◆ WORK TO BE COMPLETED:
For each record that follows, restate the text exactly and drop the pictures.

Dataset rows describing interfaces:
↓
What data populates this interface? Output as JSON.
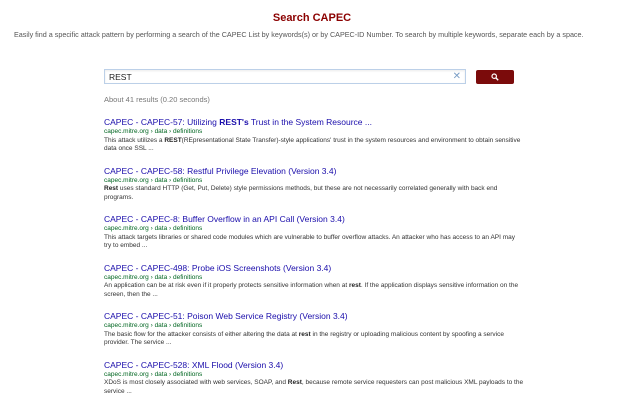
{
  "page": {
    "title": "Search CAPEC",
    "description": "Easily find a specific attack pattern by performing a search of the CAPEC List by keywords(s) or by CAPEC-ID Number. To search by multiple keywords, separate each by a space."
  },
  "search": {
    "value": "REST",
    "clear_symbol": "✕"
  },
  "results_summary": "About 41 results (0.20 seconds)",
  "colors": {
    "title": "#8b0000",
    "search_button": "#7b0b0b",
    "link": "#1a0dab",
    "breadcrumb": "#006621"
  },
  "results": [
    {
      "title_pre": "CAPEC - CAPEC-57: Utilizing ",
      "title_bold": "REST's",
      "title_post": " Trust in the System Resource ...",
      "breadcrumb": "capec.mitre.org › data › definitions",
      "snip_a": "This attack utilizes a ",
      "snip_b": "REST",
      "snip_c": "(REpresentational State Transfer)-style applications' trust in the system resources and environment to obtain sensitive data once SSL  ..."
    },
    {
      "title_pre": "CAPEC - CAPEC-58: Restful Privilege Elevation (Version 3.4)",
      "title_bold": "",
      "title_post": "",
      "breadcrumb": "capec.mitre.org › data › definitions",
      "snip_a": "",
      "snip_b": "Rest",
      "snip_c": " uses standard HTTP (Get, Put, Delete) style permissions methods, but these are not necessarily correlated generally with back end programs."
    },
    {
      "title_pre": "CAPEC - CAPEC-8: Buffer Overflow in an API Call (Version 3.4)",
      "title_bold": "",
      "title_post": "",
      "breadcrumb": "capec.mitre.org › data › definitions",
      "snip_a": "This attack targets libraries or shared code modules which are vulnerable to buffer overflow attacks. An attacker who has access to an API may try to embed ...",
      "snip_b": "",
      "snip_c": ""
    },
    {
      "title_pre": "CAPEC - CAPEC-498: Probe iOS Screenshots (Version 3.4)",
      "title_bold": "",
      "title_post": "",
      "breadcrumb": "capec.mitre.org › data › definitions",
      "snip_a": "An application can be at risk even if it properly protects sensitive information when at ",
      "snip_b": "rest",
      "snip_c": ". If the application displays sensitive information on the screen, then the ..."
    },
    {
      "title_pre": "CAPEC - CAPEC-51: Poison Web Service Registry (Version 3.4)",
      "title_bold": "",
      "title_post": "",
      "breadcrumb": "capec.mitre.org › data › definitions",
      "snip_a": "The basic flow for the attacker consists of either altering the data at ",
      "snip_b": "rest",
      "snip_c": " in the registry or uploading malicious content by spoofing a service provider. The service ..."
    },
    {
      "title_pre": "CAPEC - CAPEC-528: XML Flood (Version 3.4)",
      "title_bold": "",
      "title_post": "",
      "breadcrumb": "capec.mitre.org › data › definitions",
      "snip_a": "XDoS is most closely associated with web services, SOAP, and ",
      "snip_b": "Rest",
      "snip_c": ", because remote service requesters can post malicious XML payloads to the service ..."
    }
  ]
}
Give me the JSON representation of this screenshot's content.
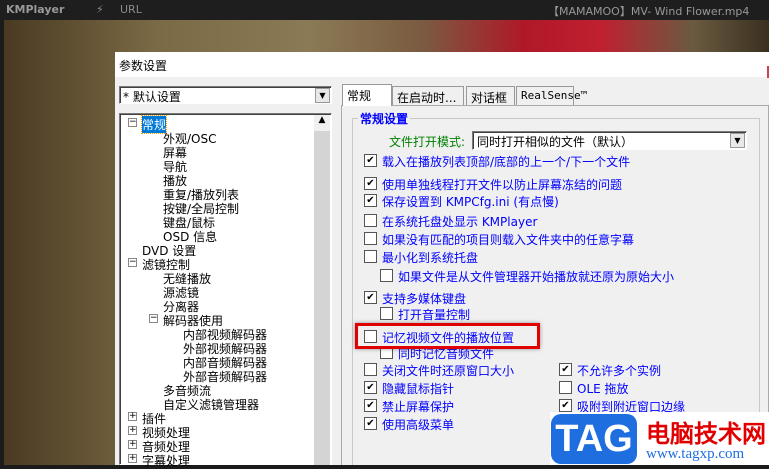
{
  "topbar": {
    "app": "KMPlayer",
    "url": "URL",
    "media_title": "【MAMAMOO】MV- Wind Flower.mp4"
  },
  "dialog": {
    "title": "参数设置",
    "preset": "* 默认设置",
    "tabs": [
      "常规",
      "在启动时...",
      "对话框",
      "RealSense™"
    ],
    "tree": [
      {
        "label": "常规",
        "level": 0,
        "toggle": "-",
        "selected": true
      },
      {
        "label": "外观/OSC",
        "level": 1
      },
      {
        "label": "屏幕",
        "level": 1
      },
      {
        "label": "导航",
        "level": 1
      },
      {
        "label": "播放",
        "level": 1
      },
      {
        "label": "重复/播放列表",
        "level": 1
      },
      {
        "label": "按键/全局控制",
        "level": 1
      },
      {
        "label": "键盘/鼠标",
        "level": 1
      },
      {
        "label": "OSD 信息",
        "level": 1
      },
      {
        "label": "DVD 设置",
        "level": 0
      },
      {
        "label": "滤镜控制",
        "level": 0,
        "toggle": "-"
      },
      {
        "label": "无缝播放",
        "level": 1
      },
      {
        "label": "源滤镜",
        "level": 1
      },
      {
        "label": "分离器",
        "level": 1
      },
      {
        "label": "解码器使用",
        "level": 1,
        "toggle": "-"
      },
      {
        "label": "内部视频解码器",
        "level": 2
      },
      {
        "label": "外部视频解码器",
        "level": 2
      },
      {
        "label": "内部音频解码器",
        "level": 2
      },
      {
        "label": "外部音频解码器",
        "level": 2
      },
      {
        "label": "多音频流",
        "level": 1
      },
      {
        "label": "自定义滤镜管理器",
        "level": 1
      },
      {
        "label": "插件",
        "level": 0,
        "toggle": "+"
      },
      {
        "label": "视频处理",
        "level": 0,
        "toggle": "+"
      },
      {
        "label": "音频处理",
        "level": 0,
        "toggle": "+"
      },
      {
        "label": "字幕处理",
        "level": 0,
        "toggle": "+"
      }
    ],
    "group_title": "常规设置",
    "file_open_mode_label": "文件打开模式:",
    "file_open_mode_value": "同时打开相似的文件（默认）",
    "options": [
      {
        "label": "载入在播放列表顶部/底部的上一个/下一个文件",
        "checked": true
      },
      {
        "label": "使用单独线程打开文件以防止屏幕冻结的问题",
        "checked": true
      },
      {
        "label": "保存设置到 KMPCfg.ini (有点慢)",
        "checked": true
      },
      {
        "label": "在系统托盘处显示 KMPlayer",
        "checked": false
      },
      {
        "label": "如果没有匹配的项目则载入文件夹中的任意字幕",
        "checked": false
      },
      {
        "label": "最小化到系统托盘",
        "checked": false
      },
      {
        "label": "如果文件是从文件管理器开始播放就还原为原始大小",
        "checked": false,
        "indent": true
      },
      {
        "label": "支持多媒体键盘",
        "checked": true
      },
      {
        "label": "打开音量控制",
        "checked": false,
        "indent": true
      },
      {
        "label": "记忆视频文件的播放位置",
        "checked": false,
        "highlighted": true
      },
      {
        "label": "同时记忆音频文件",
        "checked": false,
        "indent": true
      },
      {
        "label": "关闭文件时还原窗口大小",
        "checked": false
      },
      {
        "label": "隐藏鼠标指针",
        "checked": true
      },
      {
        "label": "禁止屏幕保护",
        "checked": true
      },
      {
        "label": "使用高级菜单",
        "checked": true
      }
    ],
    "options_right": [
      {
        "label": "不允许多个实例",
        "checked": true
      },
      {
        "label": "OLE 拖放",
        "checked": false
      },
      {
        "label": "吸附到附近窗口边缘",
        "checked": true
      }
    ]
  },
  "watermark": {
    "logo": "TAG",
    "name": "电脑技术网",
    "url": "www.tagxp.com"
  },
  "colors": {
    "highlight": "#e00000",
    "option_text": "#0000ff",
    "selection": "#0078d7"
  }
}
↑
◆ RESPONSE FOR THIS EXERCISE:
What data populates this interface? Output as JSON.
{
  "page": {
    "title": "Search CAPEC",
    "description": "Easily find a specific attack pattern by performing a search of the CAPEC List by keywords(s) or by CAPEC-ID Number. To search by multiple keywords, separate each by a space."
  },
  "search": {
    "value": "REST",
    "clear_symbol": "✕"
  },
  "results_summary": "About 41 results (0.20 seconds)",
  "colors": {
    "title": "#8b0000",
    "search_button": "#7b0b0b",
    "link": "#1a0dab",
    "breadcrumb": "#006621"
  },
  "results": [
    {
      "title_pre": "CAPEC - CAPEC-57: Utilizing ",
      "title_bold": "REST's",
      "title_post": " Trust in the System Resource ...",
      "breadcrumb": "capec.mitre.org › data › definitions",
      "snip_a": "This attack utilizes a ",
      "snip_b": "REST",
      "snip_c": "(REpresentational State Transfer)-style applications' trust in the system resources and environment to obtain sensitive data once SSL  ..."
    },
    {
      "title_pre": "CAPEC - CAPEC-58: Restful Privilege Elevation (Version 3.4)",
      "title_bold": "",
      "title_post": "",
      "breadcrumb": "capec.mitre.org › data › definitions",
      "snip_a": "",
      "snip_b": "Rest",
      "snip_c": " uses standard HTTP (Get, Put, Delete) style permissions methods, but these are not necessarily correlated generally with back end programs."
    },
    {
      "title_pre": "CAPEC - CAPEC-8: Buffer Overflow in an API Call (Version 3.4)",
      "title_bold": "",
      "title_post": "",
      "breadcrumb": "capec.mitre.org › data › definitions",
      "snip_a": "This attack targets libraries or shared code modules which are vulnerable to buffer overflow attacks. An attacker who has access to an API may try to embed ...",
      "snip_b": "",
      "snip_c": ""
    },
    {
      "title_pre": "CAPEC - CAPEC-498: Probe iOS Screenshots (Version 3.4)",
      "title_bold": "",
      "title_post": "",
      "breadcrumb": "capec.mitre.org › data › definitions",
      "snip_a": "An application can be at risk even if it properly protects sensitive information when at ",
      "snip_b": "rest",
      "snip_c": ". If the application displays sensitive information on the screen, then the ..."
    },
    {
      "title_pre": "CAPEC - CAPEC-51: Poison Web Service Registry (Version 3.4)",
      "title_bold": "",
      "title_post": "",
      "breadcrumb": "capec.mitre.org › data › definitions",
      "snip_a": "The basic flow for the attacker consists of either altering the data at ",
      "snip_b": "rest",
      "snip_c": " in the registry or uploading malicious content by spoofing a service provider. The service ..."
    },
    {
      "title_pre": "CAPEC - CAPEC-528: XML Flood (Version 3.4)",
      "title_bold": "",
      "title_post": "",
      "breadcrumb": "capec.mitre.org › data › definitions",
      "snip_a": "XDoS is most closely associated with web services, SOAP, and ",
      "snip_b": "Rest",
      "snip_c": ", because remote service requesters can post malicious XML payloads to the service ..."
    }
  ]
}
Give me the JSON representation of this screenshot's content.
{
  "topbar": {
    "app": "KMPlayer",
    "url": "URL",
    "media_title": "【MAMAMOO】MV- Wind Flower.mp4"
  },
  "dialog": {
    "title": "参数设置",
    "preset": "* 默认设置",
    "tabs": [
      "常规",
      "在启动时...",
      "对话框",
      "RealSense™"
    ],
    "tree": [
      {
        "label": "常规",
        "level": 0,
        "toggle": "-",
        "selected": true
      },
      {
        "label": "外观/OSC",
        "level": 1
      },
      {
        "label": "屏幕",
        "level": 1
      },
      {
        "label": "导航",
        "level": 1
      },
      {
        "label": "播放",
        "level": 1
      },
      {
        "label": "重复/播放列表",
        "level": 1
      },
      {
        "label": "按键/全局控制",
        "level": 1
      },
      {
        "label": "键盘/鼠标",
        "level": 1
      },
      {
        "label": "OSD 信息",
        "level": 1
      },
      {
        "label": "DVD 设置",
        "level": 0
      },
      {
        "label": "滤镜控制",
        "level": 0,
        "toggle": "-"
      },
      {
        "label": "无缝播放",
        "level": 1
      },
      {
        "label": "源滤镜",
        "level": 1
      },
      {
        "label": "分离器",
        "level": 1
      },
      {
        "label": "解码器使用",
        "level": 1,
        "toggle": "-"
      },
      {
        "label": "内部视频解码器",
        "level": 2
      },
      {
        "label": "外部视频解码器",
        "level": 2
      },
      {
        "label": "内部音频解码器",
        "level": 2
      },
      {
        "label": "外部音频解码器",
        "level": 2
      },
      {
        "label": "多音频流",
        "level": 1
      },
      {
        "label": "自定义滤镜管理器",
        "level": 1
      },
      {
        "label": "插件",
        "level": 0,
        "toggle": "+"
      },
      {
        "label": "视频处理",
        "level": 0,
        "toggle": "+"
      },
      {
        "label": "音频处理",
        "level": 0,
        "toggle": "+"
      },
      {
        "label": "字幕处理",
        "level": 0,
        "toggle": "+"
      }
    ],
    "group_title": "常规设置",
    "file_open_mode_label": "文件打开模式:",
    "file_open_mode_value": "同时打开相似的文件（默认）",
    "options": [
      {
        "label": "载入在播放列表顶部/底部的上一个/下一个文件",
        "checked": true
      },
      {
        "label": "使用单独线程打开文件以防止屏幕冻结的问题",
        "checked": true
      },
      {
        "label": "保存设置到 KMPCfg.ini (有点慢)",
        "checked": true
      },
      {
        "label": "在系统托盘处显示 KMPlayer",
        "checked": false
      },
      {
        "label": "如果没有匹配的项目则载入文件夹中的任意字幕",
        "checked": false
      },
      {
        "label": "最小化到系统托盘",
        "checked": false
      },
      {
        "label": "如果文件是从文件管理器开始播放就还原为原始大小",
        "checked": false,
        "indent": true
      },
      {
        "label": "支持多媒体键盘",
        "checked": true
      },
      {
        "label": "打开音量控制",
        "checked": false,
        "indent": true
      },
      {
        "label": "记忆视频文件的播放位置",
        "checked": false,
        "highlighted": true
      },
      {
        "label": "同时记忆音频文件",
        "checked": false,
        "indent": true
      },
      {
        "label": "关闭文件时还原窗口大小",
        "checked": false
      },
      {
        "label": "隐藏鼠标指针",
        "checked": true
      },
      {
        "label": "禁止屏幕保护",
        "checked": true
      },
      {
        "label": "使用高级菜单",
        "checked": true
      }
    ],
    "options_right": [
      {
        "label": "不允许多个实例",
        "checked": true
      },
      {
        "label": "OLE 拖放",
        "checked": false
      },
      {
        "label": "吸附到附近窗口边缘",
        "checked": true
      }
    ]
  },
  "watermark": {
    "logo": "TAG",
    "name": "电脑技术网",
    "url": "www.tagxp.com"
  },
  "colors": {
    "highlight": "#e00000",
    "option_text": "#0000ff",
    "selection": "#0078d7"
  }
}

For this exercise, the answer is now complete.